**Record excerpts:**
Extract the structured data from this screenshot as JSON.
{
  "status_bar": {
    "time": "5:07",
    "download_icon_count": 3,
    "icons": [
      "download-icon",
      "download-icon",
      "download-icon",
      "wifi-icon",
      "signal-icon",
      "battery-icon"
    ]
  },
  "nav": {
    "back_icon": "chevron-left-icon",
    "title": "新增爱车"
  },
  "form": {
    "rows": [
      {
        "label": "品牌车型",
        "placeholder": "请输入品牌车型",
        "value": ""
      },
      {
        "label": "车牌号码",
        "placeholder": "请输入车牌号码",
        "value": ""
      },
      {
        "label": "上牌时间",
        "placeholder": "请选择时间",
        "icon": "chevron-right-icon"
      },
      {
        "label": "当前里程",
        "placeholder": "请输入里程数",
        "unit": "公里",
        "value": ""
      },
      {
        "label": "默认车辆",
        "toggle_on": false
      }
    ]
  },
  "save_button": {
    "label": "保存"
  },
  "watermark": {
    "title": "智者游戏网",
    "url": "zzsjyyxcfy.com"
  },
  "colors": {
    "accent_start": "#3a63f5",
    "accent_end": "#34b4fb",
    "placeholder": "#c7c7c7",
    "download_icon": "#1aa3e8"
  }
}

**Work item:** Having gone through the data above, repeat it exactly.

**Output of the exercise:**
Extract the structured data from this screenshot as JSON.
{
  "status_bar": {
    "time": "5:07",
    "download_icon_count": 3,
    "icons": [
      "download-icon",
      "download-icon",
      "download-icon",
      "wifi-icon",
      "signal-icon",
      "battery-icon"
    ]
  },
  "nav": {
    "back_icon": "chevron-left-icon",
    "title": "新增爱车"
  },
  "form": {
    "rows": [
      {
        "label": "品牌车型",
        "placeholder": "请输入品牌车型",
        "value": ""
      },
      {
        "label": "车牌号码",
        "placeholder": "请输入车牌号码",
        "value": ""
      },
      {
        "label": "上牌时间",
        "placeholder": "请选择时间",
        "icon": "chevron-right-icon"
      },
      {
        "label": "当前里程",
        "placeholder": "请输入里程数",
        "unit": "公里",
        "value": ""
      },
      {
        "label": "默认车辆",
        "toggle_on": false
      }
    ]
  },
  "save_button": {
    "label": "保存"
  },
  "watermark": {
    "title": "智者游戏网",
    "url": "zzsjyyxcfy.com"
  },
  "colors": {
    "accent_start": "#3a63f5",
    "accent_end": "#34b4fb",
    "placeholder": "#c7c7c7",
    "download_icon": "#1aa3e8"
  }
}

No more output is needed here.